Written by: Jeff Taxier, SCLA, WRT, ASD, FSRT, Education and Training Manager, American Technologies, Inc.

Submitted by: Jacqueline Nishnic, Business Development Manager at American Technologies, Inc.

Water damage to physical property remains the most common type of loss in most parts of the country. There are a few states, like Texas, Oklahoma and Colorado, where hail and wind prevail, but for most public entities, damage by water is far more common.

The water damage can be caused by Mother Nature, such as rain, or wear and tear to plumbing and other infrastructure or simple negligence. Whatever the cause, the longer the water damage goes untreated, or “unmitigated” the worse the damage gets and repairs can become a lot more expensive.

Evidence of water damage may be immediately visible as ponding, staining or even partial collapse of building materials. Typically these get an immediate response, hopefully by a qualified water mitigation company, who can immediately assess both the Category (how dirty is the water?) and Class (how much property is damaged?) of the water damage.
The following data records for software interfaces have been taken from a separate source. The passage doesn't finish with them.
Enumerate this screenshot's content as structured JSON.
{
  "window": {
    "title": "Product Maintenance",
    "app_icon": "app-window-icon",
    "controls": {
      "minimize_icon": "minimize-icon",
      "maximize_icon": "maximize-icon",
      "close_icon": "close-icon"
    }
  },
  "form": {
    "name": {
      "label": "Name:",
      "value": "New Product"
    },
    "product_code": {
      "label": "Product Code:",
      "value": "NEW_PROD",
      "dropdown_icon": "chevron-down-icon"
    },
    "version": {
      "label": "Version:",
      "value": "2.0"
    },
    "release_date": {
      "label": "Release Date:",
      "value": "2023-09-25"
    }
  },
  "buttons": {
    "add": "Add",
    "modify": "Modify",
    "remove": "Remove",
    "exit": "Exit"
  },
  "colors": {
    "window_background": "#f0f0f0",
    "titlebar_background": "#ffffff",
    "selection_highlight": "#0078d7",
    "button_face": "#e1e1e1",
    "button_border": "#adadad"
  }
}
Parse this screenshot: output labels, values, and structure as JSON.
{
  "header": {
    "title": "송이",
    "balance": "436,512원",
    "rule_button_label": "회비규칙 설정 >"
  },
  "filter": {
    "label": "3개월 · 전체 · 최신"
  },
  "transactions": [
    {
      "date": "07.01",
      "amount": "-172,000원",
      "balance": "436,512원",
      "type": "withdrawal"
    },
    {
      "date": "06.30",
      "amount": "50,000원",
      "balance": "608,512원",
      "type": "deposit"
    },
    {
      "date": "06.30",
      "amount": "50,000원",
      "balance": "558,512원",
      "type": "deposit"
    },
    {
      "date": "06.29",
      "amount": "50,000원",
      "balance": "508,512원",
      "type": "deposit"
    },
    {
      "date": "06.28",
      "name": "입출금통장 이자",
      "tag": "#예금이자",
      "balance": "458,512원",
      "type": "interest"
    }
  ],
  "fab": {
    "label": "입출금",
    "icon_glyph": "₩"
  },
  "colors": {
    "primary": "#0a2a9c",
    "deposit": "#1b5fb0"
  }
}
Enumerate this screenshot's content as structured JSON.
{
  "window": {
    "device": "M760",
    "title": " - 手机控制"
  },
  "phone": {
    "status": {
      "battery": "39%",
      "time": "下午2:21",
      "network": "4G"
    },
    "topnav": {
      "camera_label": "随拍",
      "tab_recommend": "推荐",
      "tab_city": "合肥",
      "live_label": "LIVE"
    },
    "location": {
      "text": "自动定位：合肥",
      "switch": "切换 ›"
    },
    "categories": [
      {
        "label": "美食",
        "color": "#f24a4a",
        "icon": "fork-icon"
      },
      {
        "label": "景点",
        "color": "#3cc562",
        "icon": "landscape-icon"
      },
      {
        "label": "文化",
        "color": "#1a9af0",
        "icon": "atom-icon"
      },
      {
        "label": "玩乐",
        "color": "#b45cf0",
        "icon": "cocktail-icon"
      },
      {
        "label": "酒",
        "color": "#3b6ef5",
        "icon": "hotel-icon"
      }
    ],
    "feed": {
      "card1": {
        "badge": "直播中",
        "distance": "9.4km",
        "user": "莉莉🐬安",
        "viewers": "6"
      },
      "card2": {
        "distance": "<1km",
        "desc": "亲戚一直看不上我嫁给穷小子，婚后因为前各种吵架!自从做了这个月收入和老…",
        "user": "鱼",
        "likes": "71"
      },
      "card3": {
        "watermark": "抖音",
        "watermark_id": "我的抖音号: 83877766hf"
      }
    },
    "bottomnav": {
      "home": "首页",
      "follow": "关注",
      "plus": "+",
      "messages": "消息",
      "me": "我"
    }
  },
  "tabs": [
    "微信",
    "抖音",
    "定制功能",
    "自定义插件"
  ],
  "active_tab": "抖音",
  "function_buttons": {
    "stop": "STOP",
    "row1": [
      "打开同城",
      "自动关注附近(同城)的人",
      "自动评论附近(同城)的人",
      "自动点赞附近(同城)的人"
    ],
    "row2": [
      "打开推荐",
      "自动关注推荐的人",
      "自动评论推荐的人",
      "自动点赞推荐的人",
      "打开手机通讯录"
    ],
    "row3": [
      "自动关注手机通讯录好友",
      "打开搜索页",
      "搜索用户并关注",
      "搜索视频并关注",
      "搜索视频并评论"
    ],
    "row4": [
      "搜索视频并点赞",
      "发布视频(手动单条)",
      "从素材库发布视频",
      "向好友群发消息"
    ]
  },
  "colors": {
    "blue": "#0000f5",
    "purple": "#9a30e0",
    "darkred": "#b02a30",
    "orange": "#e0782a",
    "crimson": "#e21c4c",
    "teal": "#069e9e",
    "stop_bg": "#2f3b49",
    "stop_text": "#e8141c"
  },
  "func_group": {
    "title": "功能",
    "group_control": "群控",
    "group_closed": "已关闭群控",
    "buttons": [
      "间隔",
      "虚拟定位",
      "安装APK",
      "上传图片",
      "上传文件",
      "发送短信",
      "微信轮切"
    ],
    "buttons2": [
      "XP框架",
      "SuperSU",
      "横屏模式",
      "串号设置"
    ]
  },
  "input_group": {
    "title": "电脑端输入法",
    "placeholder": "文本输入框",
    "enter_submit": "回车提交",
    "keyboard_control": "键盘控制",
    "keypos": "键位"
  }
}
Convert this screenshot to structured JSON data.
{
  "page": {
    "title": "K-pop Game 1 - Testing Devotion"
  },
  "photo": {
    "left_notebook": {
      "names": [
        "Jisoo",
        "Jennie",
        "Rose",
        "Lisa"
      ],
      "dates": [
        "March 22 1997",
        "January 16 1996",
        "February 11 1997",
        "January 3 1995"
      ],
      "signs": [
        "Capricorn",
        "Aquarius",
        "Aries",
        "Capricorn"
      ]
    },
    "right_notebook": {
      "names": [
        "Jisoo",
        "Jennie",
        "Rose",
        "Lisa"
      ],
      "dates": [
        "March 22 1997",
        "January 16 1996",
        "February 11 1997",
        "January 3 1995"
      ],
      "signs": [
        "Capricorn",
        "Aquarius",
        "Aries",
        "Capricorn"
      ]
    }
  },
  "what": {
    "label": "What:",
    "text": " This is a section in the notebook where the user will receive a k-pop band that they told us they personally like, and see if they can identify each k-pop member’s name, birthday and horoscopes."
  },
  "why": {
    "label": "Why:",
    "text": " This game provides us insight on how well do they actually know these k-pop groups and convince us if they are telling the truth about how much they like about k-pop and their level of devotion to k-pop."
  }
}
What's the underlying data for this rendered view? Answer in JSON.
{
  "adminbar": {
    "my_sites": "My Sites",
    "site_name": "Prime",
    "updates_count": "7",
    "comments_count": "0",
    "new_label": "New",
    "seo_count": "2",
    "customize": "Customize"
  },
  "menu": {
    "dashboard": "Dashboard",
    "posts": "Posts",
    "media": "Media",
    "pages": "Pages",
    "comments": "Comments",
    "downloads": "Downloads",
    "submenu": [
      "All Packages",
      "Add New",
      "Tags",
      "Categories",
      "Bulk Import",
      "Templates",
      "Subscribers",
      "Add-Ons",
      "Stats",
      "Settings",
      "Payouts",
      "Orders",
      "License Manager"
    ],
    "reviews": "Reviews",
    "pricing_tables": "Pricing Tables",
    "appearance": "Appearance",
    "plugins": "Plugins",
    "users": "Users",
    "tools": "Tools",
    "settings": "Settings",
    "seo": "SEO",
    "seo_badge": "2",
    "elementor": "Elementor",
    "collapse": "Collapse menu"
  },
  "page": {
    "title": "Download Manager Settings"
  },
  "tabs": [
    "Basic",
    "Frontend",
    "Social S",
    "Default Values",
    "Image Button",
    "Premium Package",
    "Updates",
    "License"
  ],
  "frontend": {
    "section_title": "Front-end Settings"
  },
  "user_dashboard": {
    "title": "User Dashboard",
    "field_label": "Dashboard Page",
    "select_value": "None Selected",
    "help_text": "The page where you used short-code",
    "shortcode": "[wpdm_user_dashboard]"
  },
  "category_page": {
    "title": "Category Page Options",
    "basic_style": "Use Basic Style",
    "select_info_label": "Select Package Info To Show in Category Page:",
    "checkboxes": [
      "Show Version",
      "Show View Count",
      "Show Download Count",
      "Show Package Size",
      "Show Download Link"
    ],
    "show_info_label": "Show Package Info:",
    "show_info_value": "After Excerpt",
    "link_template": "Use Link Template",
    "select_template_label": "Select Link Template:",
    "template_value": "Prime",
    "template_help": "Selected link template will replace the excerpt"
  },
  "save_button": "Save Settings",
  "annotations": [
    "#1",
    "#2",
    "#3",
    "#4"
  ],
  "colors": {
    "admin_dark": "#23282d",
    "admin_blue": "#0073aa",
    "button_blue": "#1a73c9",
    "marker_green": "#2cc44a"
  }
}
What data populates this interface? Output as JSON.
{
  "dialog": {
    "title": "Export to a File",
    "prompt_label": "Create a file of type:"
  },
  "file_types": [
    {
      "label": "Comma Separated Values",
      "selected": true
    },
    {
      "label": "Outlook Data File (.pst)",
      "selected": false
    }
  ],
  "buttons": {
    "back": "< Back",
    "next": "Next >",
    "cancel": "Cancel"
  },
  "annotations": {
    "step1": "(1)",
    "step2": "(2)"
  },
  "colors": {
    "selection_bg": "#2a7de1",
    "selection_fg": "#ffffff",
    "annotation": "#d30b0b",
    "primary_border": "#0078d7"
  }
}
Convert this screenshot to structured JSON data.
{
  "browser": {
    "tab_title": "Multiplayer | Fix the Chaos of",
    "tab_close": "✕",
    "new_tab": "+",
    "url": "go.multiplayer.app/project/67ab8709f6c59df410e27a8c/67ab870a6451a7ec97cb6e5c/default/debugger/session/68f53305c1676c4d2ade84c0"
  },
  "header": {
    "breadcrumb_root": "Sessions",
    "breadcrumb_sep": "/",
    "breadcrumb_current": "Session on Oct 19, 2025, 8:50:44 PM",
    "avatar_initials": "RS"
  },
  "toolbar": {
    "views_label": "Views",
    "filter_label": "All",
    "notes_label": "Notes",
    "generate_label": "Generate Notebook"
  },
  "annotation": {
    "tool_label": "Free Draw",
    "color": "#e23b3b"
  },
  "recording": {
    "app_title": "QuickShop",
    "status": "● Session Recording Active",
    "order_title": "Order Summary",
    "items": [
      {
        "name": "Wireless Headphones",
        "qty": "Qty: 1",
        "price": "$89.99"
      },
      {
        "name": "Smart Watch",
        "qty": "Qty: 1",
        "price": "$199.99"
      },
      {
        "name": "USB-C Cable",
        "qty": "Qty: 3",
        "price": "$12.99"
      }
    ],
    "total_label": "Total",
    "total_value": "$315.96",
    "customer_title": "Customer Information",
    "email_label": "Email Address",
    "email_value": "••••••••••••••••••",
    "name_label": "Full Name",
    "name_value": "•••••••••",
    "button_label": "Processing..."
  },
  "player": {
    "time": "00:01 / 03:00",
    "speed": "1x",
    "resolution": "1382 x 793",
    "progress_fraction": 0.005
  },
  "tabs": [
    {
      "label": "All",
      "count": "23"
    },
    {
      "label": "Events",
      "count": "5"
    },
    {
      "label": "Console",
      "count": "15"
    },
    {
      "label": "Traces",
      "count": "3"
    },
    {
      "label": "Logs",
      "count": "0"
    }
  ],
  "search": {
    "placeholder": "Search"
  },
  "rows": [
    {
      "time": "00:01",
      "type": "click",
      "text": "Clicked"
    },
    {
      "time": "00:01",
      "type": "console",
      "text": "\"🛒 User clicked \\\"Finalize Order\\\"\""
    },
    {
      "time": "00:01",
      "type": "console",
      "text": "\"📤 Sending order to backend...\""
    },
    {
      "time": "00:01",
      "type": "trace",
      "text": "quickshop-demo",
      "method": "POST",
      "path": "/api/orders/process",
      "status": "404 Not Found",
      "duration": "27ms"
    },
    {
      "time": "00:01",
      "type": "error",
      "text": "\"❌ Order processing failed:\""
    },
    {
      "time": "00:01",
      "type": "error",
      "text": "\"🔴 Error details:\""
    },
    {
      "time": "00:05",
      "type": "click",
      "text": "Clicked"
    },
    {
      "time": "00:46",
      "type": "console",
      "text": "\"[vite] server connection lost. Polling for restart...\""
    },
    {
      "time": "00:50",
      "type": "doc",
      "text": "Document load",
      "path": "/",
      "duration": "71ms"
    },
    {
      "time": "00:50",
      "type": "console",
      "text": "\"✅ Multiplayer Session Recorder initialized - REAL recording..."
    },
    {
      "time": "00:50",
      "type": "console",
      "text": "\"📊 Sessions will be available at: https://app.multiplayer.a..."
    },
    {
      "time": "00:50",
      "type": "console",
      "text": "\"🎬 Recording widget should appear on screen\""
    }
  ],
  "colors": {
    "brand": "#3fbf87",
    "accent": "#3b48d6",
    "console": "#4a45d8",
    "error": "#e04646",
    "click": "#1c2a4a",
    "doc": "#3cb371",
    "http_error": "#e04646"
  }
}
These companies should also use non-obtrusive thermal imaging cameras and moisture meters to locate all the areas of water damage so that the drying, or mitigation plan, can map all the areas where water is present, even if it’s not immediately evident.
Failure to do this may lead to latent mold claims from untreated, damaged property.

Gradual water losses, such as small stains that slowly become bigger, musty smells with no visible damage or visible mold also require immediate vigilance in order to keep damages to a minimum. It is critical to report and get a response for these losses immediately, as well, to limit the damage that, perhaps, can’t be seen.

Many properties have on-site building engineers who may be the first responders. They may even have access to air movers and a dehumidifier or two. But unless the engineer has specific training in locating and drying properties (training typically provided by the IICRC – the Institute for Inspection, Cleaning and Restoration Certification) the use and placement of the equipment may not be adequate, and, especially in the case of gray or black water, may actually make the problem worse. The key item for the building engineers to figure out is to locate the source of the water and remove or remedy it (by their own repairs, using a plumber, roofer etc.).

Depending on the age of the structure, other environmental issues may also need to be taken into account – notably asbestos and lead (see San Diego County Air Pollution Control District’s Rule 1206 for details). Most qualified restoration companies have relationships with qualified Industrial Hygienists who can expedite these tests so that mitigation is not delayed.

Failure to mitigate within 24-48 hours of the loss can and often does lead to additional mold damage as well as possible structural damage to the framing and foundation of the property. So – don’t delay and make sure your next water loss is not an unmitigated disaster!